Part of the issue was that the board isn't sure yet which other county and state bodies will have to change their own election cycles, and they need to be paired with another election. And changing to four-year cycles would necessitate holding special elections every year until 2015, which probably be "messy and confusing," as trustee Eric Cowan noted (though he was willing to do it, he said, if it was "better in the long, long-term").
Faced with this plethora of exciting options, then, the board decided not to do anything right now. Especially after the lawyers assured them that they wouldn't end up in jail for inadvertently choosing an option that turns out not to be in compliance with the law. "That would be unusual," Falk told them.

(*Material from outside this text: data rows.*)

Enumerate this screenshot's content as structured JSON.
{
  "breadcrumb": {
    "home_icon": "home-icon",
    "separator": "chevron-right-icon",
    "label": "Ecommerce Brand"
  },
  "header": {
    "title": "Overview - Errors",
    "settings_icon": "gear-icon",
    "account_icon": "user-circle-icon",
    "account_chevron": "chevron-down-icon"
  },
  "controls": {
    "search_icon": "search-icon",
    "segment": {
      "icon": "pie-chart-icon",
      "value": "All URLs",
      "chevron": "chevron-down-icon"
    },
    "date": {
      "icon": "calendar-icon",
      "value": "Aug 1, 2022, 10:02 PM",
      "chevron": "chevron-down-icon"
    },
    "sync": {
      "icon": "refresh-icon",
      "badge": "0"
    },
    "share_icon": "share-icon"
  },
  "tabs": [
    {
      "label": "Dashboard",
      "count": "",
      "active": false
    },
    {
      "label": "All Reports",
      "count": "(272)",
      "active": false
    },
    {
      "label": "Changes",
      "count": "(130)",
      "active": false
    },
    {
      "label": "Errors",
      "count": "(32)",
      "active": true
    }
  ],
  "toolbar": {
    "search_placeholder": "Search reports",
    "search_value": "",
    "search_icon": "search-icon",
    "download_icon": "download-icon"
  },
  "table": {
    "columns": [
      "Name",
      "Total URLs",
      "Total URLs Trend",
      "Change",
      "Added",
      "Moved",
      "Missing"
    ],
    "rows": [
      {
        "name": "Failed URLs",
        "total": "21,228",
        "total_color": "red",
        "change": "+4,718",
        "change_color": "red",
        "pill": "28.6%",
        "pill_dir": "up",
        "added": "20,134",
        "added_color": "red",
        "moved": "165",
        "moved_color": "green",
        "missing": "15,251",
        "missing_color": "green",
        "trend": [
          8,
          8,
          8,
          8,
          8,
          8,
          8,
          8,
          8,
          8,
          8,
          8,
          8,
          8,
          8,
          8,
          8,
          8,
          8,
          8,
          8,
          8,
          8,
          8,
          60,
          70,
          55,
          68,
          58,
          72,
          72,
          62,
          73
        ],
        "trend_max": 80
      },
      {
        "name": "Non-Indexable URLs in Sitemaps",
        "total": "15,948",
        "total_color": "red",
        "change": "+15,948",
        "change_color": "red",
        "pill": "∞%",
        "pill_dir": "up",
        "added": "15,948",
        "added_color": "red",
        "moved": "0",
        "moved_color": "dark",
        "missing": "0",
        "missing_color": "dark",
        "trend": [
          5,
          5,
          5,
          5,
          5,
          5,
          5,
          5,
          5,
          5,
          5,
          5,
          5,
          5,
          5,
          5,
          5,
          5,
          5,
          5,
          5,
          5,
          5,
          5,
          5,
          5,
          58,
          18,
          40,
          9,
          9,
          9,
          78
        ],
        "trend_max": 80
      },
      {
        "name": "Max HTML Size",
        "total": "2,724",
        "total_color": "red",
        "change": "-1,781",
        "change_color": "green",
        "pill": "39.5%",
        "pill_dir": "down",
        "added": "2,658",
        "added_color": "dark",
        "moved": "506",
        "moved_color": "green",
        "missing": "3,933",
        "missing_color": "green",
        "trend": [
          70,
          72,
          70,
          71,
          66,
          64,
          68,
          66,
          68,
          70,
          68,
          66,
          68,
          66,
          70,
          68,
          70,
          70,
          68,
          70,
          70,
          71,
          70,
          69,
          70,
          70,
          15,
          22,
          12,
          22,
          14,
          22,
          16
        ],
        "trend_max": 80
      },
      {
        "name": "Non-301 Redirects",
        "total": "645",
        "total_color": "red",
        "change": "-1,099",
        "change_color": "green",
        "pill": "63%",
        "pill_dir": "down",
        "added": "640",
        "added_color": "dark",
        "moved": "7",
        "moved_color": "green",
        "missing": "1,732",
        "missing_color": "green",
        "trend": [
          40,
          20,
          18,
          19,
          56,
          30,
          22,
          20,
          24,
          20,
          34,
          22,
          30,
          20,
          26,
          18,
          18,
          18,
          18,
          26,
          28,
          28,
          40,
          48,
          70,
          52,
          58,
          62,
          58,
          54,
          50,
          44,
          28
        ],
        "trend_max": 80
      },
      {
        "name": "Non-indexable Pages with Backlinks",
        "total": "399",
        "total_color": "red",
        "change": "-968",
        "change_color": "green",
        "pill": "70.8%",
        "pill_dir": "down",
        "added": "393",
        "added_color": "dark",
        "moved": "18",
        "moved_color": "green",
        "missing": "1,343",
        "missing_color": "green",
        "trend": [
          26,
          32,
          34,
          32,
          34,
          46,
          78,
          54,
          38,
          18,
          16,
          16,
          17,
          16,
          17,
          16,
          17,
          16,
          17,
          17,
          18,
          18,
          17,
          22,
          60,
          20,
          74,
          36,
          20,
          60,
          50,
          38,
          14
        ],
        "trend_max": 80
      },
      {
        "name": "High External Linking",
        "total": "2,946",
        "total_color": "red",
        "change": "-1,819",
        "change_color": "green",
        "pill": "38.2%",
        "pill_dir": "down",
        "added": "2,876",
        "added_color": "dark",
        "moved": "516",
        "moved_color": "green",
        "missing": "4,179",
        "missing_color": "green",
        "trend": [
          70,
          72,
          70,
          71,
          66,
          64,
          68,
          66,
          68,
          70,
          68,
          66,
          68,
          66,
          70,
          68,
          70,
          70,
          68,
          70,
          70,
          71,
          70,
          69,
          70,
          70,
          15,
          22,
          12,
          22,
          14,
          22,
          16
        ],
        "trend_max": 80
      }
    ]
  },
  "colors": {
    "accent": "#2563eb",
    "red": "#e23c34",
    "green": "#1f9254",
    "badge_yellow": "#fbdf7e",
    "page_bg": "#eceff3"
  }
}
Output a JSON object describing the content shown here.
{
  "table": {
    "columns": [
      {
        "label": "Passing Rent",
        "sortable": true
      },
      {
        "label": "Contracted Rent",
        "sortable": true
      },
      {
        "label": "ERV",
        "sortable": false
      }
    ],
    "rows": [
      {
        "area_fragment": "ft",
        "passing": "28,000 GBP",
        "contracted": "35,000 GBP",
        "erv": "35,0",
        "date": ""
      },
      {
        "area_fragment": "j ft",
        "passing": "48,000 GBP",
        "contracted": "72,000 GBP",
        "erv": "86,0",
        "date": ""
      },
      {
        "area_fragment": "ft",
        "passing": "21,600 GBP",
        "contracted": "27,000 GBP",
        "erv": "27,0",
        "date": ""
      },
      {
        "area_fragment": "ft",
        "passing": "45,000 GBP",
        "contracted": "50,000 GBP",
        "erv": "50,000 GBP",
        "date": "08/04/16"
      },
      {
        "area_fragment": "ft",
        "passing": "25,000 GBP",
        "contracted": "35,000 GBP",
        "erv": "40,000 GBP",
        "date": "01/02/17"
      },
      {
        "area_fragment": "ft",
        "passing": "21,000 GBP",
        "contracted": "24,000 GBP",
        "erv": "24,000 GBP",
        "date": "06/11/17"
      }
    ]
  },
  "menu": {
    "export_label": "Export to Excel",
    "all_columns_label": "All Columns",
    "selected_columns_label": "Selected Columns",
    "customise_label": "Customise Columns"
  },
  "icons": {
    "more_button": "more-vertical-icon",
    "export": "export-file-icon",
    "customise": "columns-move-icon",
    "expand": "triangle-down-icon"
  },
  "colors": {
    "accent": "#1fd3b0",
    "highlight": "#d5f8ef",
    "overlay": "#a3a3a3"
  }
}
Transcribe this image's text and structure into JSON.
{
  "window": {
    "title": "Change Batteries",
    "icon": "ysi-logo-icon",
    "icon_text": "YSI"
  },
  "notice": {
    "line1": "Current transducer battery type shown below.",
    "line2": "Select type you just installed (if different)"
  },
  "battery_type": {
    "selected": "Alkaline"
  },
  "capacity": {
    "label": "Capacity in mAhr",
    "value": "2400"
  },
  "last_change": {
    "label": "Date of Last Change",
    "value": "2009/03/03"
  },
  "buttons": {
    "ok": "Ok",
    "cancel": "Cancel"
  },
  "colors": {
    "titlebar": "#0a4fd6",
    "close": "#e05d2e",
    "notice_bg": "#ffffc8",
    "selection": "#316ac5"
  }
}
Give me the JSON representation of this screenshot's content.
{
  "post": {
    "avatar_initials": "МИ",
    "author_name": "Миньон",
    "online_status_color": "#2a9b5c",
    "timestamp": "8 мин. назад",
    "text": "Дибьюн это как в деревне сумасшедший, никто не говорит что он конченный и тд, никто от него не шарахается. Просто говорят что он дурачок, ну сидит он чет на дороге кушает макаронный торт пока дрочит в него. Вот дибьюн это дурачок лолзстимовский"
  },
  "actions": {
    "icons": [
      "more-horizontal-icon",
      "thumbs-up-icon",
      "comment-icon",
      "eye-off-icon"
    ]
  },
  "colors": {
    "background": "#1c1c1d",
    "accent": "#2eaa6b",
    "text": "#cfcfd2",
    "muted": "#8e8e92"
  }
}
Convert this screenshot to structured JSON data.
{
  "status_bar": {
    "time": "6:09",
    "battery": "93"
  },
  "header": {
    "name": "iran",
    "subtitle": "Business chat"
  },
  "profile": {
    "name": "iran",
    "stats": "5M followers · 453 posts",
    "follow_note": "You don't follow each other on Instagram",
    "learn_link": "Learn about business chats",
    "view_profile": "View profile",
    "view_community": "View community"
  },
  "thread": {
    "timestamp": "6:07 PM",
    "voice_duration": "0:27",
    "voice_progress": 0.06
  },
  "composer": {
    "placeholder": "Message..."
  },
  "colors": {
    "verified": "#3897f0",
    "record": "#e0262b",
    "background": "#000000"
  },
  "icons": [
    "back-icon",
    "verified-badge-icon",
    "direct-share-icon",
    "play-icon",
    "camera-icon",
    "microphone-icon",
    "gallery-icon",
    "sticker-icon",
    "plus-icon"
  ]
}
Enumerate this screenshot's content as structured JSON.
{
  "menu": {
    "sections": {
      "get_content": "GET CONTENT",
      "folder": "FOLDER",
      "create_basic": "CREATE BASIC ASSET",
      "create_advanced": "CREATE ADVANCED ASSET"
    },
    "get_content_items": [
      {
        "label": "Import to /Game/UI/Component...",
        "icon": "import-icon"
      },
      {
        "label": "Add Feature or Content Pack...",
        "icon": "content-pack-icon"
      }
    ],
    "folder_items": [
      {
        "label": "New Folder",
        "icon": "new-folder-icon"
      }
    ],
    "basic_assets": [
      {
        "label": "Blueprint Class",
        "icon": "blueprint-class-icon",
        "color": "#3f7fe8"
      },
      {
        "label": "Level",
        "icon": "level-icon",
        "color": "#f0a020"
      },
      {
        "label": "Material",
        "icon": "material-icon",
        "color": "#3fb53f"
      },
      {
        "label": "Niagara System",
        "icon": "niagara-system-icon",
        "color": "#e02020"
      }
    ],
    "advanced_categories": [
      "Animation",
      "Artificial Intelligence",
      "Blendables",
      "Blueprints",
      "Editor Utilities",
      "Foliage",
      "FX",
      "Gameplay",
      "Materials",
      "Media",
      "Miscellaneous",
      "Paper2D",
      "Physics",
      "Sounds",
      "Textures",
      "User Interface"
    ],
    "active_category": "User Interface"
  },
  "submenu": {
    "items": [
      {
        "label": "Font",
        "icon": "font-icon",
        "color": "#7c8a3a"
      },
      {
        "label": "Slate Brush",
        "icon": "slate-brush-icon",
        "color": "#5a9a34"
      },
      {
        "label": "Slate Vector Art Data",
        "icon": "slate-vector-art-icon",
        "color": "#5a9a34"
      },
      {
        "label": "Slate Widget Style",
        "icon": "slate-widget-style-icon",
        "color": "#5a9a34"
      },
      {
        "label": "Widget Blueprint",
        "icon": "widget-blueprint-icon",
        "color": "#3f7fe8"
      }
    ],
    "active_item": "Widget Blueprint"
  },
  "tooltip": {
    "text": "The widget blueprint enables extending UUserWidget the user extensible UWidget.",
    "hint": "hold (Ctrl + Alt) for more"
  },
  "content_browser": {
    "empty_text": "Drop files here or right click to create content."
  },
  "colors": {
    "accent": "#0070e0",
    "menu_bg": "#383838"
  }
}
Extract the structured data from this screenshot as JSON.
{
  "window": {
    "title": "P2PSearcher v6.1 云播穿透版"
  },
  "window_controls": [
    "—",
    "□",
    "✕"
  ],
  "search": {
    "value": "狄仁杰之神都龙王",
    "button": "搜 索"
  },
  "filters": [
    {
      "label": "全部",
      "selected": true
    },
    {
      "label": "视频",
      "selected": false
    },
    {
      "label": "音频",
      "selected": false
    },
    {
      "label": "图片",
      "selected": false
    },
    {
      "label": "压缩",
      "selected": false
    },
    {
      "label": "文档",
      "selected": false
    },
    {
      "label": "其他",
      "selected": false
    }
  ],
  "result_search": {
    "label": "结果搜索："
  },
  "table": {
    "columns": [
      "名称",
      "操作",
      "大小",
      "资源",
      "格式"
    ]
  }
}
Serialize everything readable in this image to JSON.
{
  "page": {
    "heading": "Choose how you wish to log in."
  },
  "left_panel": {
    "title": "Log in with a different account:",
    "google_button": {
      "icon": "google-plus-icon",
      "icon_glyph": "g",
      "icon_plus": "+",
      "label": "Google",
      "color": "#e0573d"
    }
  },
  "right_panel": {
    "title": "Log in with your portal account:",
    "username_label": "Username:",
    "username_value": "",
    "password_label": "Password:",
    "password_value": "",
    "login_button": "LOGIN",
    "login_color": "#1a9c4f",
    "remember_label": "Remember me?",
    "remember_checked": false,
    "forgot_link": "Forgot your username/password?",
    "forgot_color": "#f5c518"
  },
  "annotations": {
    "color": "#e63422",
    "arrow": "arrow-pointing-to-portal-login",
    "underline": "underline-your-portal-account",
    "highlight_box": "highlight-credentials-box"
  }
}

Well, then! That settled that. The board voted unanimously to continue with May elections each year and was out of the room just 38 minutes after the meeting was called to order. This term limit thing seems to come up every couple years, though, so odds are we haven't heard the last of it.